It was only when I began following the Canes regularly that I gained an appreciation of how important it is for the team on defense to clear the puck from their own end without Icing it (or, conversely, for the team on offense to keep the puck in their own end when the defense is trying to clear it).  Because of the Offside rule, if the team on defense sends the puck back to the other side of their blue line, everybody on the offensive team has to retreat back beyond that blue line into the neutral center zone before they can attack again.  It makes the opposition completely restart their attack and relieves pressure when a team is attacking on offense.   

 

I also came to appreciate how important it is to get the puck into your opponents defensive zone without going Offsides, and the "mini battles" at the blue line to make it/ prevent it from happening.  There are times when a team carries the puck into their offensive zone and immediately scores (usually on "breakaways"), but more often than not it's kind of a two part process.  First, gain entry into your offensive zone and then eventually score the goal.  Deny the opposition entry into your defensive zone and they're not going to score.  

 

During my years of very casually watching I never really appreciated the importance and nuances of the different hockey zones and it added greatly to my enjoyment of the game once I did.

 

Welcome to the boards and hopefully a satisfying future as a full fledged Caniac!

Edited by LakeLivin

Share this post


Link to post
Share on other sites

Welcome Concord. A lot of our great members will give you all kinds of great thoughts like Lake just did, on watching hockey, the only game where the action is so fast and intense that you have to change players during play. 

 

One great way to enhance your understanding and appreciation of the game is to lurk here on these boards, and even pitch in a post here and there. We may not be experts to the degree we imagine ourselves but a lot of great insights are offered as well as links to interesting stats and articles. And occasionally a laugh or two.

 

 

Edited by remkin

Share this post


Link to post
Share on other sites

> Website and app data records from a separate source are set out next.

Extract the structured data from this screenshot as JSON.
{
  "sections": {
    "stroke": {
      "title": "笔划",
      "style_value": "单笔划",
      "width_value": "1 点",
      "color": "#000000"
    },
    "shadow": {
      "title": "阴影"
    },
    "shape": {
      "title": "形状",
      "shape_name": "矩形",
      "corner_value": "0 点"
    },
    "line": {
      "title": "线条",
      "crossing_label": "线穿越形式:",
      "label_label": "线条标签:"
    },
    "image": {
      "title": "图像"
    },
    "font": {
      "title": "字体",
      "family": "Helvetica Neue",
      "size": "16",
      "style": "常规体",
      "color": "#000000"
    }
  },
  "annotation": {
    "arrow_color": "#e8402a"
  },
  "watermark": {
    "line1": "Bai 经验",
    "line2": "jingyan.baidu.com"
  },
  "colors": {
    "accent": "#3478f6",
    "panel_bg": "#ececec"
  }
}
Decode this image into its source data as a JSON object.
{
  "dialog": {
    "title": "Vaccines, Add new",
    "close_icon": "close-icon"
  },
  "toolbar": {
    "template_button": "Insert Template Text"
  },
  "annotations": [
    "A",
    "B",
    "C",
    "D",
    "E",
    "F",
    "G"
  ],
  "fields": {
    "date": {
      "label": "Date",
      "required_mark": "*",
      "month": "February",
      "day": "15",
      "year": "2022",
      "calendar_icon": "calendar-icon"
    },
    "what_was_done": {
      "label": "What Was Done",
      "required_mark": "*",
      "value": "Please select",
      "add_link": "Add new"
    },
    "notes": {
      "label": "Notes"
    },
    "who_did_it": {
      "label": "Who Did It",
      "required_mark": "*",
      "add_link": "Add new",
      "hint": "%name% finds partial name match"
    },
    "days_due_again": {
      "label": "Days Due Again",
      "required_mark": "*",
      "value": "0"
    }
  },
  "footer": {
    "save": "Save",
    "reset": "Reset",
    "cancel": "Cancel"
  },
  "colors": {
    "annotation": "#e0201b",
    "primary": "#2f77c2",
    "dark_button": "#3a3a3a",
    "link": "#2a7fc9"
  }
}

Hey Concord, welcome.

 

First and foremost, thanks for choosing the Canes and not those lousy Preds! :D

 

It sounds like you've watched hockey on TV; have you been to a game in person? Now before you think I'm working for the Canes' box office, there is nothing like a live game to fully appreciate the speed. It also makes following hockey on TV much easier. I've always believed that if it were possible for the NHL to give everybody one free ticket to a game, hockey would give football and every other sport a run for their money, because the number-one complaint people have about hockey is that it's too hard to follow on TV. Once you've been to a game live, following on TV becomes much easier. So that would be my first suggestion: Get to a live game. Sit near center ice, either at the top of lower bowl or the bottom of the top bowl, which is about where TV cameras are placed.

 

Once you get the hang of following the puck, the next thing is learning to anticipate plays. It's what the best players are great at doing, and as a fan, if you can look a bit ahead of the puck for what might happen next, you'll quickly get up to speed with how both offense and defensive countermeasures develop. You'll also spot high-percentage scoring opportunities.

 

Finally, look for numerical mismatches. Power plays (when one team has a guy in the box) are obvious, but at even strength (much like basketball) hockey is a game where the team with the numbers on any given play - and where the players who are able to shake loose of coverage - are going to have the greatest impact.

 

Welcome aboard! 

Edited by top-shelf-1

Share this post


Link to post
Share on other sites

Join the conversation

You can post now and register later. If you have an account, sign in now to post with your account.

Guest
Reply to this topic...

×   Pasted as rich text.   Paste as plain text instead

  Only 75 emoji are allowed.

×   Your link has been automatically embedded.   Display as a link instead

×   Your previous content has been restored.   Clear editor

×   You cannot paste images directly. Upload or insert images from URL.

Loading...
Sign in to follow this  

×
×
  • Create New...